Kotaro guiding me

I think I have been able to experience and learn a lot from my conversations with the people I have met in Tokyo, and I really hope I have been able to return the favor. Even more so, I hope to maintain these friendships even after I return home!


TUJ Imperial Palace Tour


TUJ is off to a special tour to the Imperial Palace organized by TUJ Student Activities.


Lauren with the iconic Fuji-mi Yagura 富士見櫓 (Mt Fuji View Watchtower)

temple flag held

Temple flag held in front of the Fujimi-yagura


Of course I had to get one. Photo Credit: Lauren Hummel


TUJ students follow the Temple flag during the special Imperial Palace Tour


One of Japans brilliant strategies during the war was the steep wall protecting the watchtower, castles, and royal buildings.


Simon Ishibashi bridge overlooking the city


Old with the new

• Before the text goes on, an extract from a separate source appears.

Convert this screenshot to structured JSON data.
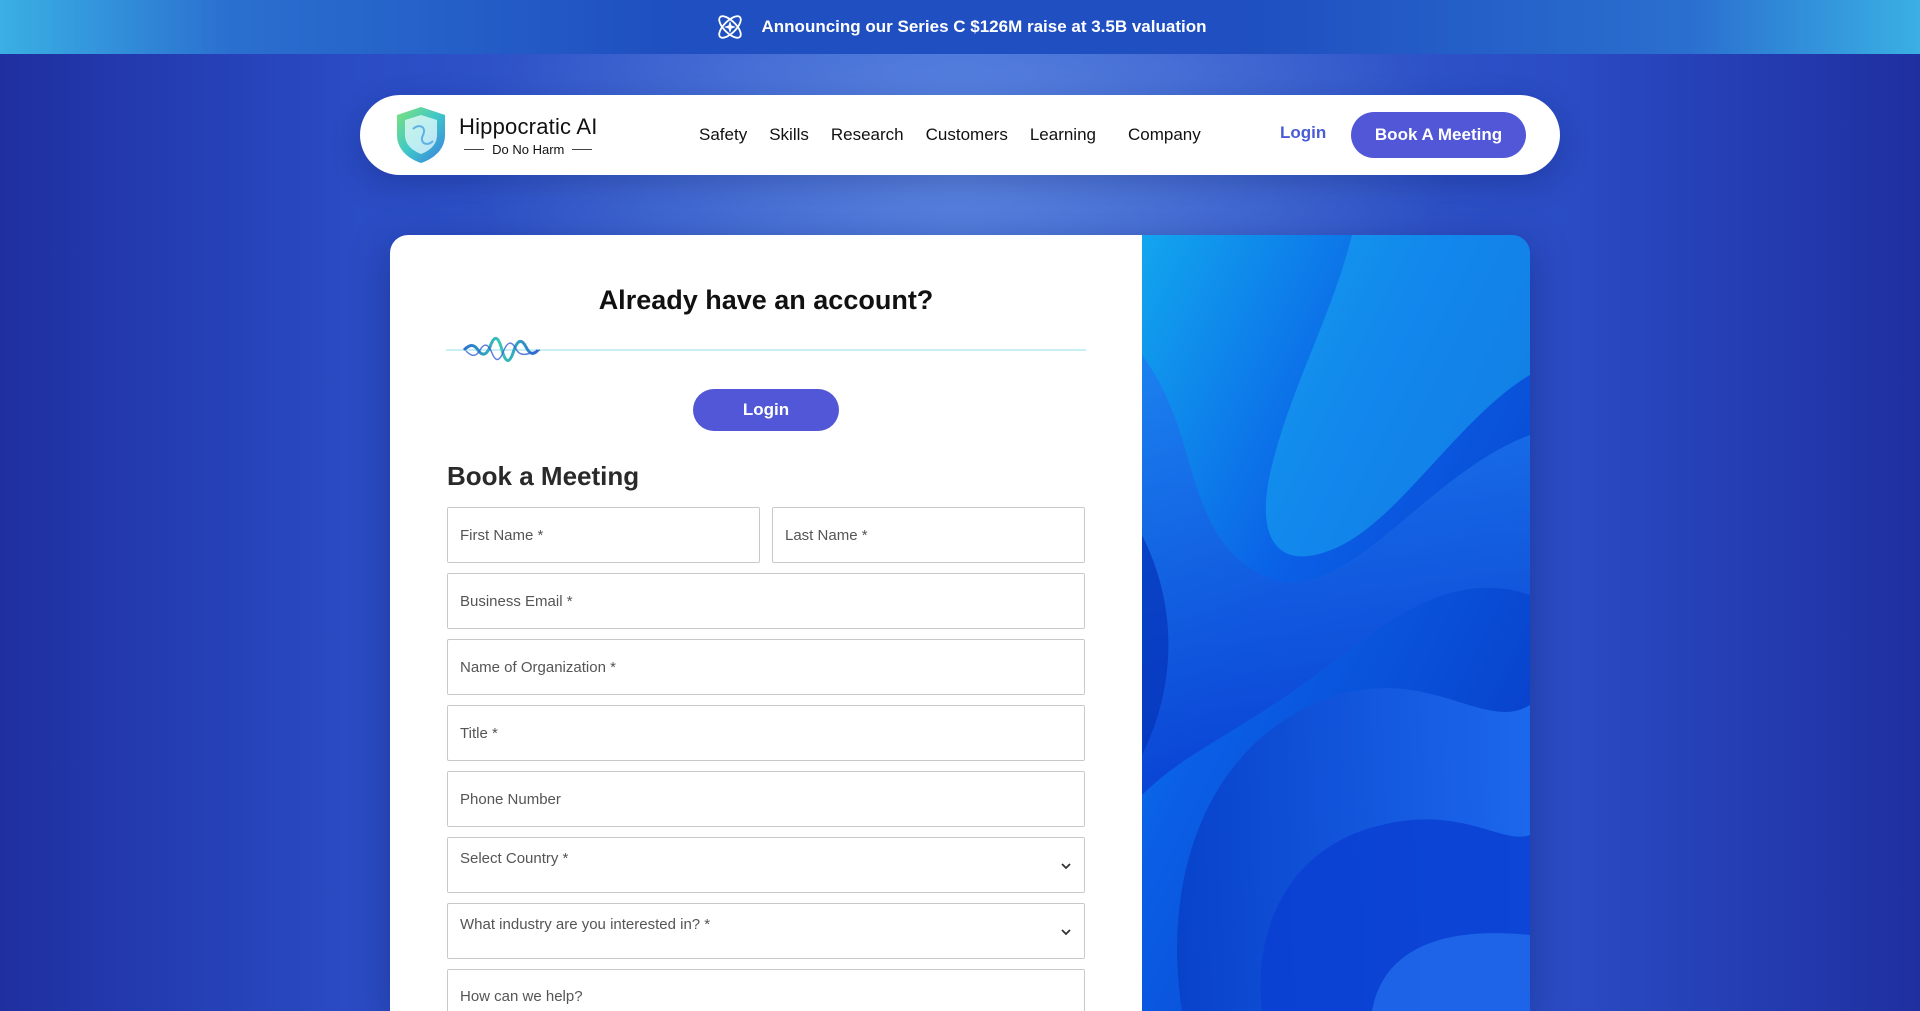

TUJ students in front of the National Diet Building. Thanks to the passerby who offered to take a photo of our group.

The great thing about Japan is that these “slow-soft” experiences of visiting traditional Japan simultaneously happens with the rushed, overly dense city. 



Svetlana making her way to Takeshita Street


Takeshita Street in the morning


Takeshita Street same day during the night. Looks like nothing changed but the sky.


Hope you enjoyed the juxtaposition of s l o w and fast experience that define Japan.


Special moments in Kyoto, Nara, and Osaka

golden pavilion

Epic, I wonder what happened to my hair. With the much anticipated Golden Pavilion Kinkaku-ji 金閣寺 Photo Credit: Meillyn


group pavilion

Group shot at the Golden Pavilion. Photo Credit: Meillyn Molina


Much loved Golden Pavilion Kinkaku-ji


A deer in Nara Park where they’re allowed to roam freely



Aw the deer doesn’t want Amber biscuits anymore


A deer will bow to you if you place food above your head


Candid moment in Nara Park


TUJ students in front of Osaka Castle. Photo Credit: Gresham


TUJ students in front of Osaka Castle

river cruise

Waiting for our Osaka River Cruise to start. Thanks to our tour guide for offering to take our photo!



Grabbed ice cream to cool down



Famous Dōtonbori in Osaka


Emma at Dōtonbori


Riding the bullet train “shinkansen” back to Temple’s Campus


Kyoto II


Group shot in front of the Byōdō-in. Thanks to the by-stander that offered to take our photo.




TUJ students enjoying the view of Byōdō-in


Candid moment of a true tree hugger


Gresham in front of the Torii Gates


Luck charms


Me in front of the Torii Gates in Kyoto. Photo Credit: Gresham Smith


Zoe discovered an abandoned sacred area full of gates, now that’s a real advanture


It’s a relaxing day in Kyoto


Amber enjoying the small moments


Found a geisha. Photo Credit: Jazzymn Hong


Zoe trying the literally fresh orange juice, perfect choice after a long day of extra walking